Mirror, Mirror on the Wall: The Rise of the Selfie Generation
We all know the Greek myth of Narcissus — the attractive man who was lured by Nemesis to a pool. Narcissus, fatally falling in love with his own reflection, drowned. But what would a 21st-century Narcissus myth involve? I suspect it would include a smartphone, selfies, and crossing the street without looking.
First used in 2002, the word “selfie” earned its place in the history books when it was officially added to the Merriam-Webster dictionary in 2014. They define a selfie as:
“an image of oneself taken by oneself using a digital camera especially for posting on social networks”
Although selfies became ubiquitous during the latter part of the last decade, self-portraiture has a much longer history, even dating as far back as Ancient Egypt. However, it was not until the mid-15th century that this style grew in popularity. This was aided by mirrors improving in quality and becoming more affordable, as well as the rise of artists using self-portraiture as a marketing tool to display their artistic talent.
However, selfies and self-portraiture differ on several fronts. Firstly, selfies are by design “throw away” pieces. They’re not hung on a wall, they’re posted on a wall — a Facebook wall. Secondly, self-portraiture highlights the talent of the artist, whereas selfies, more often than not, highlight one’s lack of artistic talent. And lastly, selfies frequently celebrate the ordinary, the inconsequential, and the mundane. For millennials, the question isn’t “Does this moment warrant a selfie?” but “How long has it been since I last posted one?” Selfies have become an online heartbeat — a beacon of activity that isn’t given a second thought.
But Christians are called to live wisely (Ephesians 5:15). We are those who do give things “a second thought.” So does the Bible say anything to help us in the midst of the selfie generation?
Let me begin by stating something clearly: the Bible does not forbid the taking of selfies. I have taken (and do take) the occasional selfie. But depending on the setting, and their frequency, selfies can be a lens that reveal a lack of wisdom or serious underlying sin.
Imagine a modern day crime show. The investigating team has their eye on a suspect and receive the appropriate warrant to search the suspect’s premises. Upon opening the door to his apartment, they find themselves standing in the middle of a very eerie scene. Every wall is covered, from floor to ceiling, with small, square photographs. After a closer inspection they notice a common theme: the subject of every photograph is their suspect. In fact, they’re selfies. What would be your first impression of that man? Is he psychotic? Self-obsessed? Narcissistic? Clearly you’d recognize something wasn’t right. Yet, there’s often very little difference between what was found on that man’s walls and what we would find if we browsed the Instagram feed of many Christians today.

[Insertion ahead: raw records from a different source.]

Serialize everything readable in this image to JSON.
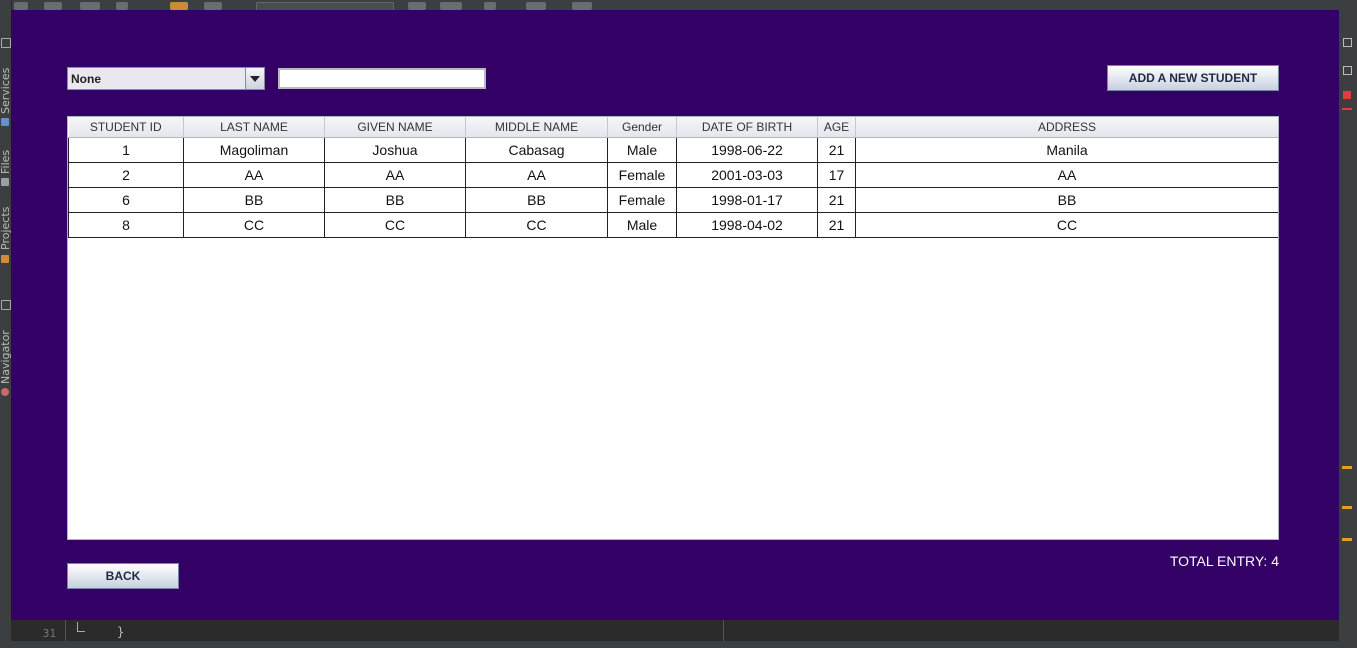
{
  "ide": {
    "side_tabs": [
      "Services",
      "Files",
      "Projects",
      "Navigator"
    ],
    "line_number": "31",
    "code_fragment": "}"
  },
  "filter": {
    "selected": "None",
    "search_value": ""
  },
  "buttons": {
    "add": "ADD A NEW STUDENT",
    "back": "BACK"
  },
  "table": {
    "columns": [
      "STUDENT ID",
      "LAST NAME",
      "GIVEN NAME",
      "MIDDLE NAME",
      "Gender",
      "DATE OF BIRTH",
      "AGE",
      "ADDRESS"
    ],
    "rows": [
      [
        "1",
        "Magoliman",
        "Joshua",
        "Cabasag",
        "Male",
        "1998-06-22",
        "21",
        "Manila"
      ],
      [
        "2",
        "AA",
        "AA",
        "AA",
        "Female",
        "2001-03-03",
        "17",
        "AA"
      ],
      [
        "6",
        "BB",
        "BB",
        "BB",
        "Female",
        "1998-01-17",
        "21",
        "BB"
      ],
      [
        "8",
        "CC",
        "CC",
        "CC",
        "Male",
        "1998-04-02",
        "21",
        "CC"
      ]
    ]
  },
  "footer": {
    "total_label": "TOTAL ENTRY: 4"
  },
  "colors": {
    "window_bg": "#330066",
    "ide_bg": "#3c3f41"
  }
}
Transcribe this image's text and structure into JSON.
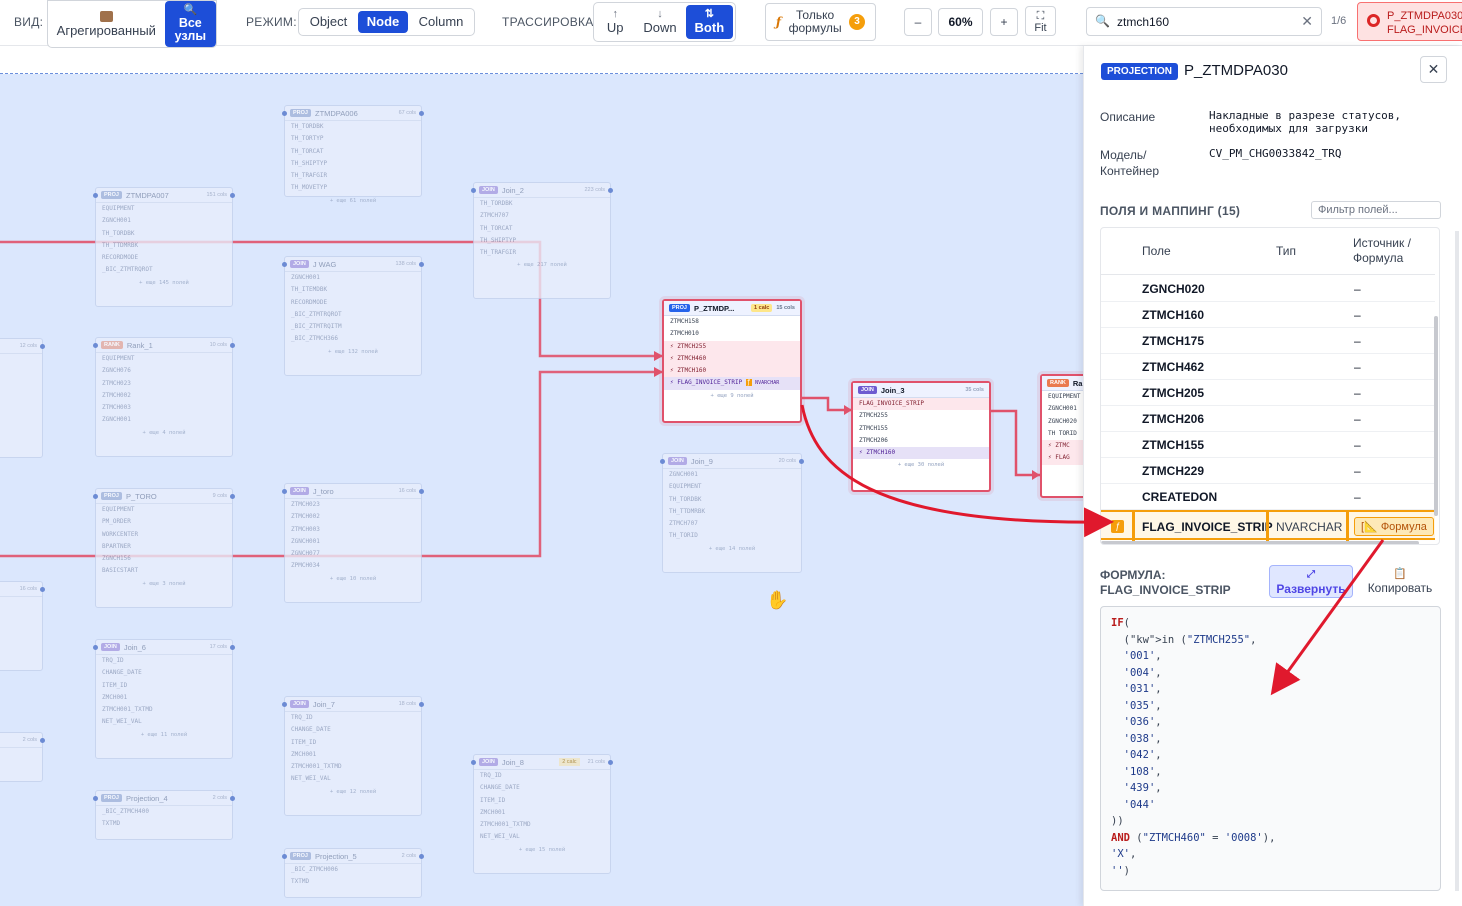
{
  "toolbar": {
    "view_label": "ВИД:",
    "view_options": [
      {
        "label": "Агрегированный",
        "active": false
      },
      {
        "label": "Все узлы",
        "active": true
      }
    ],
    "mode_label": "РЕЖИМ:",
    "mode_options": [
      "Object",
      "Node",
      "Column"
    ],
    "mode_active": "Node",
    "trace_label": "ТРАССИРОВКА:",
    "trace_options": [
      "Up",
      "Down",
      "Both"
    ],
    "trace_active": "Both",
    "formulas_only_label": "Только формулы",
    "formulas_count": "3",
    "zoom_out": "–",
    "zoom_level": "60%",
    "zoom_in": "+",
    "fit_label": "Fit",
    "search_value": "ztmch160",
    "search_count": "1/6",
    "context_chip": "P_ZTMDPA030 FLAG_INVOICE_"
  },
  "panel": {
    "badge": "PROJECTION",
    "title": "P_ZTMDPA030",
    "desc_label": "Описание",
    "desc_value": "Накладные в разрезе статусов, необходимых для загрузки",
    "model_label": "Модель/ Контейнер",
    "model_value": "CV_PM_CHG0033842_TRQ",
    "fields_heading": "ПОЛЯ И МАППИНГ (15)",
    "filter_placeholder": "Фильтр полей...",
    "col_field": "Поле",
    "col_type": "Тип",
    "col_source": "Источник / Формула",
    "rows": [
      {
        "field": "ZGNCH020",
        "type": "",
        "source": "–"
      },
      {
        "field": "ZTMCH160",
        "type": "",
        "source": "–"
      },
      {
        "field": "ZTMCH175",
        "type": "",
        "source": "–"
      },
      {
        "field": "ZTMCH462",
        "type": "",
        "source": "–"
      },
      {
        "field": "ZTMCH205",
        "type": "",
        "source": "–"
      },
      {
        "field": "ZTMCH206",
        "type": "",
        "source": "–"
      },
      {
        "field": "ZTMCH155",
        "type": "",
        "source": "–"
      },
      {
        "field": "ZTMCH229",
        "type": "",
        "source": "–"
      },
      {
        "field": "CREATEDON",
        "type": "",
        "source": "–"
      }
    ],
    "selected_row": {
      "field": "FLAG_INVOICE_STRIP",
      "type": "NVARCHAR",
      "source": "Формула"
    },
    "formula_heading": "ФОРМУЛА:",
    "formula_field": "FLAG_INVOICE_STRIP",
    "expand_label": "Развернуть",
    "copy_label": "Копировать",
    "formula_lines": [
      {
        "kw": "IF",
        "rest": "("
      },
      {
        "kw": "",
        "rest": "  (in (\"ZTMCH255\","
      },
      {
        "kw": "",
        "rest": "  '001',"
      },
      {
        "kw": "",
        "rest": "  '004',"
      },
      {
        "kw": "",
        "rest": "  '031',"
      },
      {
        "kw": "",
        "rest": "  '035',"
      },
      {
        "kw": "",
        "rest": "  '036',"
      },
      {
        "kw": "",
        "rest": "  '038',"
      },
      {
        "kw": "",
        "rest": "  '042',"
      },
      {
        "kw": "",
        "rest": "  '108',"
      },
      {
        "kw": "",
        "rest": "  '439',"
      },
      {
        "kw": "",
        "rest": "  '044'"
      },
      {
        "kw": "",
        "rest": "))"
      },
      {
        "kw": "AND",
        "rest": " (\"ZTMCH460\" = '0008'),"
      },
      {
        "kw": "",
        "rest": "'X',"
      },
      {
        "kw": "",
        "rest": "'')"
      }
    ]
  },
  "graph": {
    "nodes": [
      {
        "id": "n1",
        "tag": "PROJ",
        "name": "ZTMDPA006",
        "cols": "67 cols",
        "rows": [
          "TH_TORDBK",
          "TH_TORTYP",
          "TH_TORCAT",
          "TH_SHIPTYP",
          "TH_TRAFGIR",
          "TH_MOVETYP"
        ],
        "more": "+ еще 61 полей"
      },
      {
        "id": "n2",
        "tag": "PROJ",
        "name": "ZTMDPA007",
        "cols": "151 cols",
        "rows": [
          "EQUIPMENT",
          "ZGNCH001",
          "TH_TORDBK",
          "TH_TTDMRBK",
          "RECORDMODE",
          "_BIC_ZTMTRQROT"
        ],
        "more": "+ еще 145 полей"
      },
      {
        "id": "n3",
        "tag": "JOIN",
        "name": "Join_2",
        "cols": "223 cols",
        "rows": [
          "TH_TORDBK",
          "ZTMCH707",
          "TH_TORCAT",
          "TH_SHIPTYP",
          "TH_TRAFGIR"
        ],
        "more": "+ еще 217 полей"
      },
      {
        "id": "n4",
        "tag": "JOIN",
        "name": "J WAG",
        "cols": "138 cols",
        "rows": [
          "ZGNCH001",
          "TH_ITEMDBK",
          "RECORDMODE",
          "_BIC_ZTMTRQROT",
          "_BIC_ZTMTRQITM",
          "_BIC_ZTMCH366"
        ],
        "more": "+ еще 132 полей"
      },
      {
        "id": "n5",
        "tag": "RANK",
        "name": "Rank_1",
        "cols": "10 cols",
        "rows": [
          "EQUIPMENT",
          "ZGNCH076",
          "ZTMCH023",
          "ZTMCH002",
          "ZTMCH003",
          "ZGNCH001"
        ],
        "more": "+ еще 4 полей"
      },
      {
        "id": "n6",
        "tag": "PROJ",
        "name": "P_TORO",
        "cols": "9 cols",
        "rows": [
          "EQUIPMENT",
          "PM_ORDER",
          "WORKCENTER",
          "BPARTNER",
          "ZGNCH156",
          "BASICSTART"
        ],
        "more": "+ еще 3 полей"
      },
      {
        "id": "n7",
        "tag": "JOIN",
        "name": "J_toro",
        "cols": "16 cols",
        "rows": [
          "ZTMCH023",
          "ZTMCH002",
          "ZTMCH003",
          "ZGNCH001",
          "ZGNCH077",
          "ZPMCH034"
        ],
        "more": "+ еще 10 полей"
      },
      {
        "id": "n8",
        "tag": "JOIN",
        "name": "Join_9",
        "cols": "20 cols",
        "rows": [
          "ZGNCH001",
          "EQUIPMENT",
          "TH_TORDBK",
          "TH_TTDMRBK",
          "ZTMCH707",
          "TH_TORID"
        ],
        "more": "+ еще 14 полей"
      },
      {
        "id": "n9",
        "tag": "JOIN",
        "name": "Join_6",
        "cols": "17 cols",
        "rows": [
          "TRQ_ID",
          "CHANGE_DATE",
          "ITEM_ID",
          "ZMCH001",
          "ZTMCH001_TXTMD",
          "NET_WEI_VAL"
        ],
        "more": "+ еще 11 полей"
      },
      {
        "id": "n10",
        "tag": "JOIN",
        "name": "Join_7",
        "cols": "18 cols",
        "rows": [
          "TRQ_ID",
          "CHANGE_DATE",
          "ITEM_ID",
          "ZMCH001",
          "ZTMCH001_TXTMD",
          "NET_WEI_VAL"
        ],
        "more": "+ еще 12 полей"
      },
      {
        "id": "n11",
        "tag": "JOIN",
        "name": "Join_8",
        "cols": "21 cols",
        "extra": "2 calc",
        "rows": [
          "TRQ_ID",
          "CHANGE_DATE",
          "ITEM_ID",
          "ZMCH001",
          "ZTMCH001_TXTMD",
          "NET_WEI_VAL"
        ],
        "more": "+ еще 15 полей"
      },
      {
        "id": "n12",
        "tag": "PROJ",
        "name": "Projection_4",
        "cols": "2 cols",
        "rows": [
          "_BIC_ZTMCH400",
          "TXTMD"
        ],
        "more": ""
      },
      {
        "id": "n13",
        "tag": "PROJ",
        "name": "Projection_5",
        "cols": "2 cols",
        "rows": [
          "_BIC_ZTMCH006",
          "TXTMD"
        ],
        "more": ""
      },
      {
        "id": "n14",
        "tag": "",
        "name": "",
        "cols": "12 cols",
        "rows": [],
        "more": ""
      },
      {
        "id": "n15",
        "tag": "",
        "name": "",
        "cols": "16 cols",
        "rows": [],
        "more": ""
      },
      {
        "id": "n16",
        "tag": "",
        "name": "",
        "cols": "2 cols",
        "rows": [],
        "more": ""
      }
    ],
    "active_node": {
      "tag": "PROJ",
      "name": "P_ZTMDP...",
      "calc": "1 calc",
      "cols": "15 cols",
      "rows": [
        "ZTMCH158",
        "ZTMCH010",
        "ZTMCH255",
        "ZTMCH460",
        "ZTMCH160",
        "FLAG_INVOICE_STRIP"
      ],
      "type": "NVARCHAR",
      "more": "+ еще 9 полей"
    },
    "join3": {
      "tag": "JOIN",
      "name": "Join_3",
      "cols": "35 cols",
      "rows": [
        "FLAG_INVOICE_STRIP",
        "ZTMCH255",
        "ZTMCH155",
        "ZTMCH206",
        "ZTMCH160"
      ],
      "more": "+ еще 30 полей"
    },
    "rank_node": {
      "tag": "RANK",
      "name": "Ra",
      "rows": [
        "EQUIPMENT",
        "ZGNCH001",
        "ZGNCH020",
        "TH TORID",
        "ZTMC",
        "FLAG"
      ]
    }
  },
  "colors": {
    "accent": "#1d4ed8",
    "trace": "#e0526b",
    "annotation": "#e0192d",
    "canvas": "#dbe7fd"
  }
}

When Jesus said, “You shall love your neighbor as yourself” (Matthew 22:39) He implied that we all do love ourselves. However, that was not an endorsement of narcissism and pride. The Bible is pervasive in its presentation of the Christian life as one of dying to self (Matthew 16:24), serving others (Mark 9:35, Galatians 5:13), and serving God (Romans 1:1, 1 Corinthians 7:22). God says He hates “pride and arrogance” (Proverbs 8:13). Unlike humanism, Biblical Christianity is outward focused. It isn’t me-centered. Our message is, and our life should be, God-centered. Men and women have value, but as R.C. Sproul says, our dignity is “derived, dependent, and received… In and of ourselves we are of the dust.” We have value, but only because we are made in God’s image.
It is in the context of the apostle Paul calling us to live a sacrificial life and not to be conformed to this world that he charges us “not to think of [ourselves] more highly than [we] ought to think…” (Romans 12:3). But not only do many of us think more highly of ourselves than we ought, we think of ourselves more frequently than we ought. The selfie generation has almost re-written John the Baptist’s words in John 3:30 to read, “I must increase, increase, increase.”
Should we outlaw selfies? No. Selfies have not made us a more narcissistic people. They have simply brought into focus the depths of our narcissism. And it’s this selfsame narcissism for which Jesus died. But the selfie generation does need to be reminded that what is considered “normal” practice today wasn’t normal only several years ago. Technology didn’t offer the ease to capture and share photographs. Services like Instagram and Snapchat didn’t exist. So before you next say “Cheese,” give it a second thought. Ask yourself, “Why?” And have an answer. For there is no standing still in the current of the culture. Either you’re being pulled down stream or you’re swimming up it. And the latter takes effort. And while it’s not always wrong to go down stream, as Christians who are called to live holy and wisely, any action that takes us down stream should be considered carefully and soberly.
As you examine the role you’re playing in the selfie generation, I’ll leave you with some wise words from Robert Murray M’Cheyne: “For every look at self, take ten looks at Christ.”
Originally published at Nathan W. Bingham | Connecting in a Hyper-Connected World.